◆ **Given data**
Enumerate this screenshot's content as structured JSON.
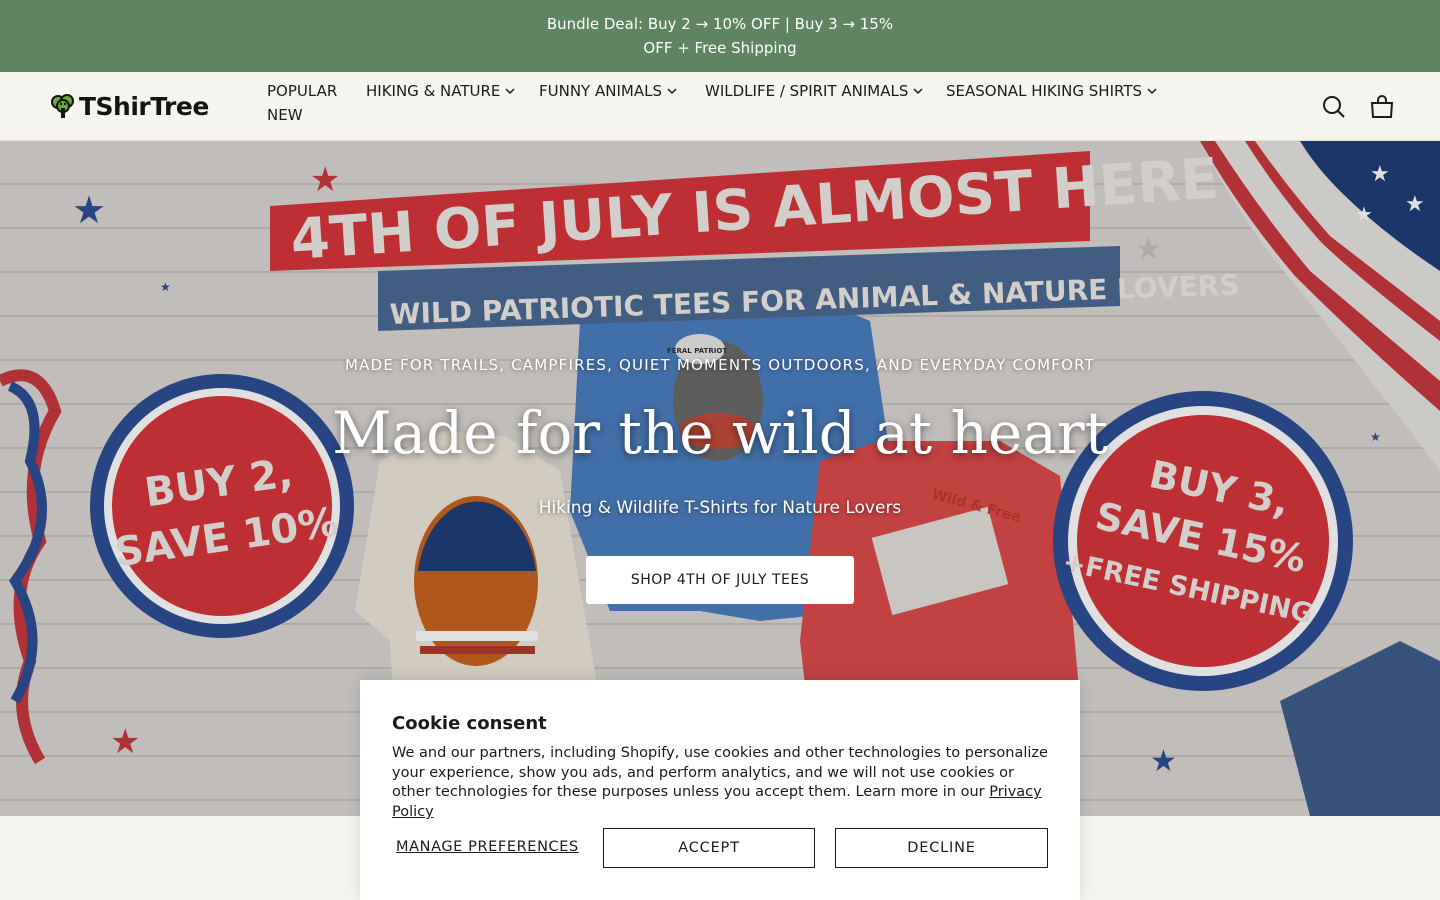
{
  "announcement": {
    "text": "Bundle Deal: Buy 2 → 10% OFF | Buy 3 → 15% OFF + Free Shipping"
  },
  "header": {
    "logo_text": "TShirTree",
    "nav": [
      {
        "label": "POPULAR",
        "has_dropdown": false
      },
      {
        "label": "HIKING & NATURE",
        "has_dropdown": true
      },
      {
        "label": "FUNNY ANIMALS",
        "has_dropdown": true
      },
      {
        "label": "WILDLIFE / SPIRIT ANIMALS",
        "has_dropdown": true
      },
      {
        "label": "SEASONAL HIKING SHIRTS",
        "has_dropdown": true
      },
      {
        "label": "NEW",
        "has_dropdown": false
      }
    ],
    "icons": {
      "search": "search-icon",
      "cart": "cart-icon"
    }
  },
  "hero": {
    "banner_line1": "4TH OF JULY IS ALMOST HERE",
    "banner_line2": "WILD PATRIOTIC TEES FOR ANIMAL & NATURE LOVERS",
    "badge_left": [
      "BUY 2,",
      "SAVE 10%"
    ],
    "badge_right": [
      "BUY 3,",
      "SAVE 15%",
      "+FREE SHIPPING"
    ],
    "tee_text": "Wild & Free",
    "cap_text": "FERAL PATRIOT",
    "eyebrow": "MADE FOR TRAILS, CAMPFIRES, QUIET MOMENTS OUTDOORS, AND EVERYDAY COMFORT",
    "title": "Made for the wild at heart",
    "subtitle": "Hiking & Wildlife T-Shirts for Nature Lovers",
    "cta": "SHOP 4TH OF JULY TEES"
  },
  "cookie": {
    "title": "Cookie consent",
    "body": "We and our partners, including Shopify, use cookies and other technologies to personalize your experience, show you ads, and perform analytics, and we will not use cookies or other technologies for these purposes unless you accept them. Learn more in our",
    "link": "Privacy Policy",
    "manage": "MANAGE PREFERENCES",
    "accept": "ACCEPT",
    "decline": "DECLINE"
  },
  "colors": {
    "announcement_bg": "#5e8560",
    "header_bg": "#f5f4ef",
    "banner_red": "#d9363b",
    "banner_blue": "#4a6b94",
    "badge_blue": "#2d4f95"
  }
}
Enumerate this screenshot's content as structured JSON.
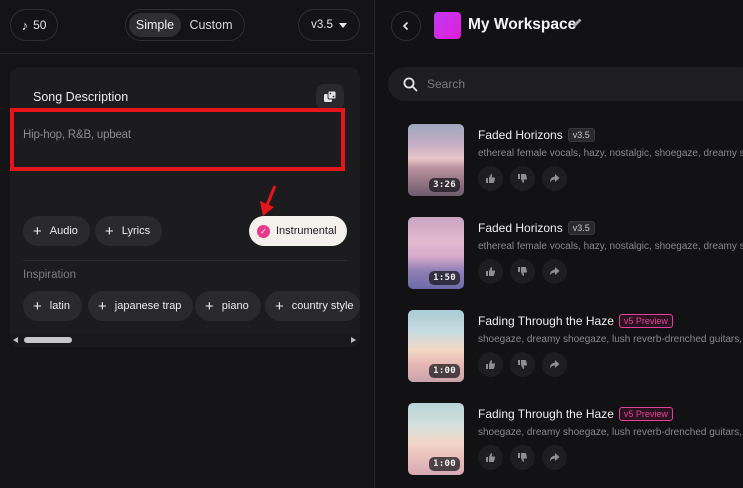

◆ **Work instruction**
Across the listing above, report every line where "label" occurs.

◆ **Reply**
        "label": "POPULAR",
        "label": "HIKING & NATURE",
        "label": "FUNNY ANIMALS",
        "label": "WILDLIFE / SPIRIT ANIMALS",
        "label": "SEASONAL HIKING SHIRTS",
        "label": "NEW",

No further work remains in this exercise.